*** Opening of Supplied records ***

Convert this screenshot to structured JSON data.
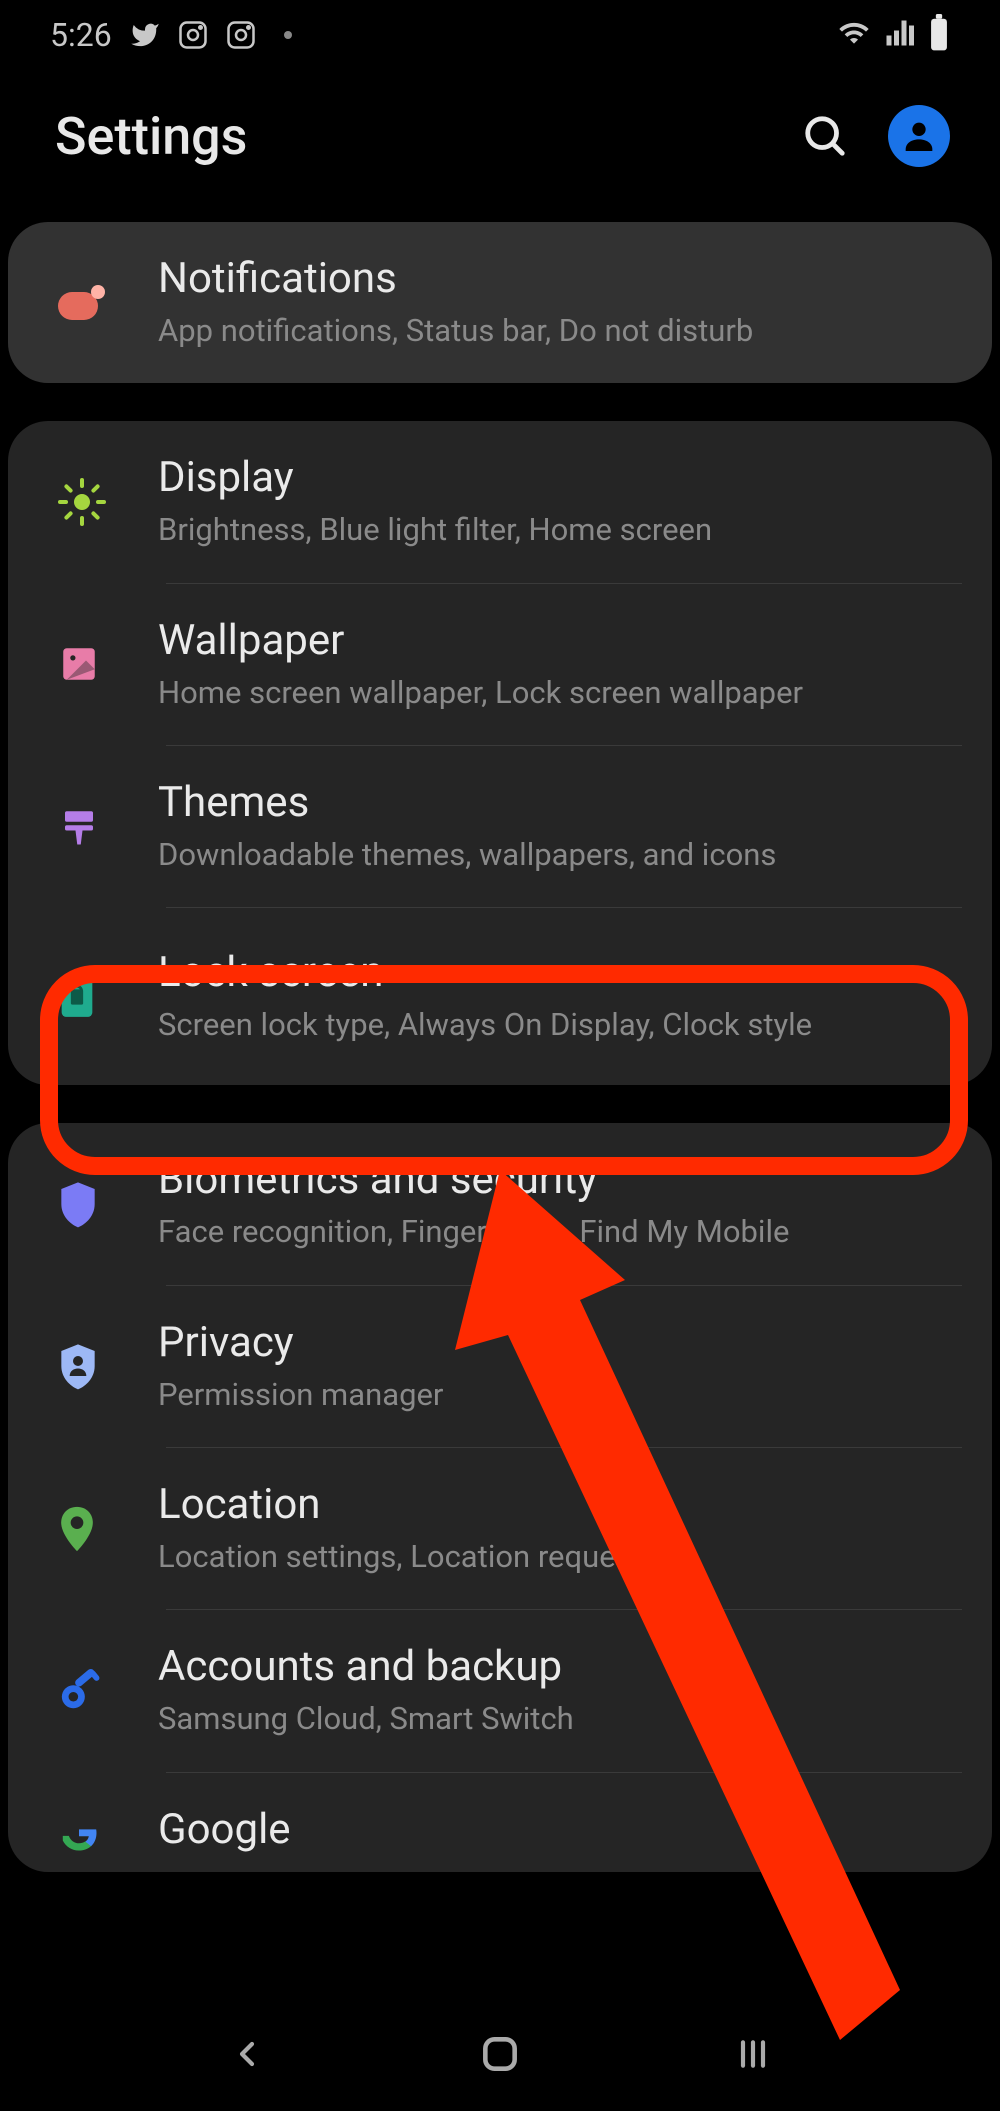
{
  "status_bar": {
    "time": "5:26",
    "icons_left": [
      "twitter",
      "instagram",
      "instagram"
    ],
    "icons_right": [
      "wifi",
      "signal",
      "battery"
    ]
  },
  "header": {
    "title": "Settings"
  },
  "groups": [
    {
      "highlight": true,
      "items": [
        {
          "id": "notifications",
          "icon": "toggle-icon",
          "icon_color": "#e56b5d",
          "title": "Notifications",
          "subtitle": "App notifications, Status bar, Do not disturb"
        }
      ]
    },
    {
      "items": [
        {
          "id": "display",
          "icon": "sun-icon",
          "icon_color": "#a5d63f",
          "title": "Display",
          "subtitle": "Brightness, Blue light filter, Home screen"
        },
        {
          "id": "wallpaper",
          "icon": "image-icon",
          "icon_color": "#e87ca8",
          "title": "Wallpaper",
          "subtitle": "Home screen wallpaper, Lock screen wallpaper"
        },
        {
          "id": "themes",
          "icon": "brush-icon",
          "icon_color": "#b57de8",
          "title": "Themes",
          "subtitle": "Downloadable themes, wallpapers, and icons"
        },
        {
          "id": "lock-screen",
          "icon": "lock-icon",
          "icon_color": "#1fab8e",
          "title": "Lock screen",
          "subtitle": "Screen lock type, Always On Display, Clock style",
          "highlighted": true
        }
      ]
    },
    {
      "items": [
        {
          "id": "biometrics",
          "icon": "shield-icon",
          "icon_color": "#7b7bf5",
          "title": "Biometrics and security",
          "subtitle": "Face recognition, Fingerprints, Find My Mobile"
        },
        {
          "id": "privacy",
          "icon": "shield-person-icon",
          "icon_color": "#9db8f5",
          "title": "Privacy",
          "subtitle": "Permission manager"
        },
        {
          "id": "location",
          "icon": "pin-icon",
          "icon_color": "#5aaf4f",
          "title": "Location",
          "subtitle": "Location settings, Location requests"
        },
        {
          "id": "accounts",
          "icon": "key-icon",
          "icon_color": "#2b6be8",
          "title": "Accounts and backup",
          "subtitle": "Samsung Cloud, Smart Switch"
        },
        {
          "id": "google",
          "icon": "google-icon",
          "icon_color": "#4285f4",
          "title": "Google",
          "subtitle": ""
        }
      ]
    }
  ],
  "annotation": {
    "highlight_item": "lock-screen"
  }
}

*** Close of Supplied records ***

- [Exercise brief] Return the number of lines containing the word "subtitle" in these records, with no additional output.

- [Exercise solution] 10